[EXERCISE DATA]

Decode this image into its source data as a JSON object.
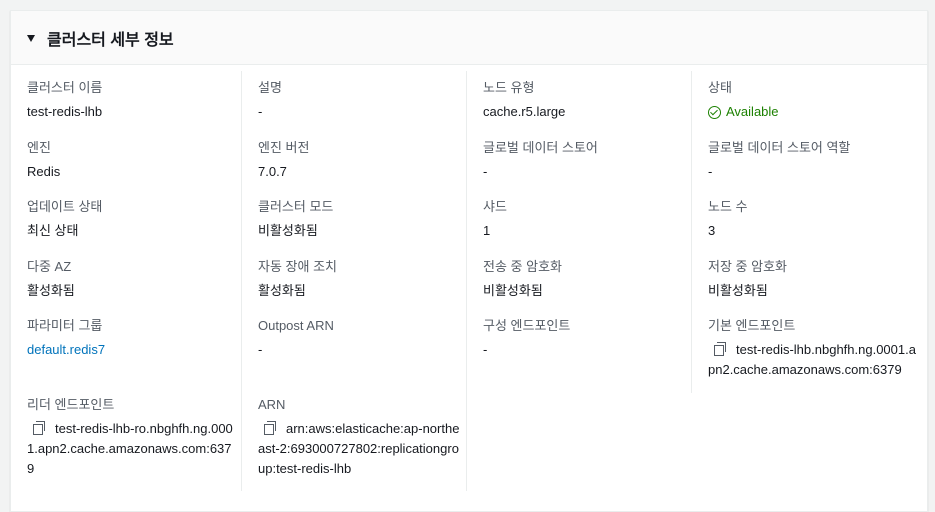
{
  "panel": {
    "title": "클러스터 세부 정보"
  },
  "fields": {
    "cluster_name": {
      "label": "클러스터 이름",
      "value": "test-redis-lhb"
    },
    "description": {
      "label": "설명",
      "value": "-"
    },
    "node_type": {
      "label": "노드 유형",
      "value": "cache.r5.large"
    },
    "status": {
      "label": "상태",
      "value": "Available"
    },
    "engine": {
      "label": "엔진",
      "value": "Redis"
    },
    "engine_version": {
      "label": "엔진 버전",
      "value": "7.0.7"
    },
    "global_datastore": {
      "label": "글로벌 데이터 스토어",
      "value": "-"
    },
    "global_datastore_role": {
      "label": "글로벌 데이터 스토어 역할",
      "value": "-"
    },
    "update_status": {
      "label": "업데이트 상태",
      "value": "최신 상태"
    },
    "cluster_mode": {
      "label": "클러스터 모드",
      "value": "비활성화됨"
    },
    "shards": {
      "label": "샤드",
      "value": "1"
    },
    "node_count": {
      "label": "노드 수",
      "value": "3"
    },
    "multi_az": {
      "label": "다중 AZ",
      "value": "활성화됨"
    },
    "auto_failover": {
      "label": "자동 장애 조치",
      "value": "활성화됨"
    },
    "transit_encryption": {
      "label": "전송 중 암호화",
      "value": "비활성화됨"
    },
    "at_rest_encryption": {
      "label": "저장 중 암호화",
      "value": "비활성화됨"
    },
    "parameter_group": {
      "label": "파라미터 그룹",
      "value": "default.redis7"
    },
    "outpost_arn": {
      "label": "Outpost ARN",
      "value": "-"
    },
    "config_endpoint": {
      "label": "구성 엔드포인트",
      "value": "-"
    },
    "primary_endpoint": {
      "label": "기본 엔드포인트",
      "value": "test-redis-lhb.nbghfh.ng.0001.apn2.cache.amazonaws.com:6379"
    },
    "reader_endpoint": {
      "label": "리더 엔드포인트",
      "value": "test-redis-lhb-ro.nbghfh.ng.0001.apn2.cache.amazonaws.com:6379"
    },
    "arn": {
      "label": "ARN",
      "value": "arn:aws:elasticache:ap-northeast-2:693000727802:replicationgroup:test-redis-lhb"
    }
  },
  "icons": {
    "collapse": "caret-down-icon",
    "status": "status-success-icon",
    "copy": "copy-icon"
  },
  "colors": {
    "link": "#0073bb",
    "success": "#1d8102",
    "label": "#545b64",
    "text": "#16191f"
  }
}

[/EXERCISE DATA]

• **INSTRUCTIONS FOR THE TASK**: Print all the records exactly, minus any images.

• **COMPLETED TASK**:
Decode this image into its source data as a JSON object.
{
  "panel": {
    "title": "클러스터 세부 정보"
  },
  "fields": {
    "cluster_name": {
      "label": "클러스터 이름",
      "value": "test-redis-lhb"
    },
    "description": {
      "label": "설명",
      "value": "-"
    },
    "node_type": {
      "label": "노드 유형",
      "value": "cache.r5.large"
    },
    "status": {
      "label": "상태",
      "value": "Available"
    },
    "engine": {
      "label": "엔진",
      "value": "Redis"
    },
    "engine_version": {
      "label": "엔진 버전",
      "value": "7.0.7"
    },
    "global_datastore": {
      "label": "글로벌 데이터 스토어",
      "value": "-"
    },
    "global_datastore_role": {
      "label": "글로벌 데이터 스토어 역할",
      "value": "-"
    },
    "update_status": {
      "label": "업데이트 상태",
      "value": "최신 상태"
    },
    "cluster_mode": {
      "label": "클러스터 모드",
      "value": "비활성화됨"
    },
    "shards": {
      "label": "샤드",
      "value": "1"
    },
    "node_count": {
      "label": "노드 수",
      "value": "3"
    },
    "multi_az": {
      "label": "다중 AZ",
      "value": "활성화됨"
    },
    "auto_failover": {
      "label": "자동 장애 조치",
      "value": "활성화됨"
    },
    "transit_encryption": {
      "label": "전송 중 암호화",
      "value": "비활성화됨"
    },
    "at_rest_encryption": {
      "label": "저장 중 암호화",
      "value": "비활성화됨"
    },
    "parameter_group": {
      "label": "파라미터 그룹",
      "value": "default.redis7"
    },
    "outpost_arn": {
      "label": "Outpost ARN",
      "value": "-"
    },
    "config_endpoint": {
      "label": "구성 엔드포인트",
      "value": "-"
    },
    "primary_endpoint": {
      "label": "기본 엔드포인트",
      "value": "test-redis-lhb.nbghfh.ng.0001.apn2.cache.amazonaws.com:6379"
    },
    "reader_endpoint": {
      "label": "리더 엔드포인트",
      "value": "test-redis-lhb-ro.nbghfh.ng.0001.apn2.cache.amazonaws.com:6379"
    },
    "arn": {
      "label": "ARN",
      "value": "arn:aws:elasticache:ap-northeast-2:693000727802:replicationgroup:test-redis-lhb"
    }
  },
  "icons": {
    "collapse": "caret-down-icon",
    "status": "status-success-icon",
    "copy": "copy-icon"
  },
  "colors": {
    "link": "#0073bb",
    "success": "#1d8102",
    "label": "#545b64",
    "text": "#16191f"
  }
}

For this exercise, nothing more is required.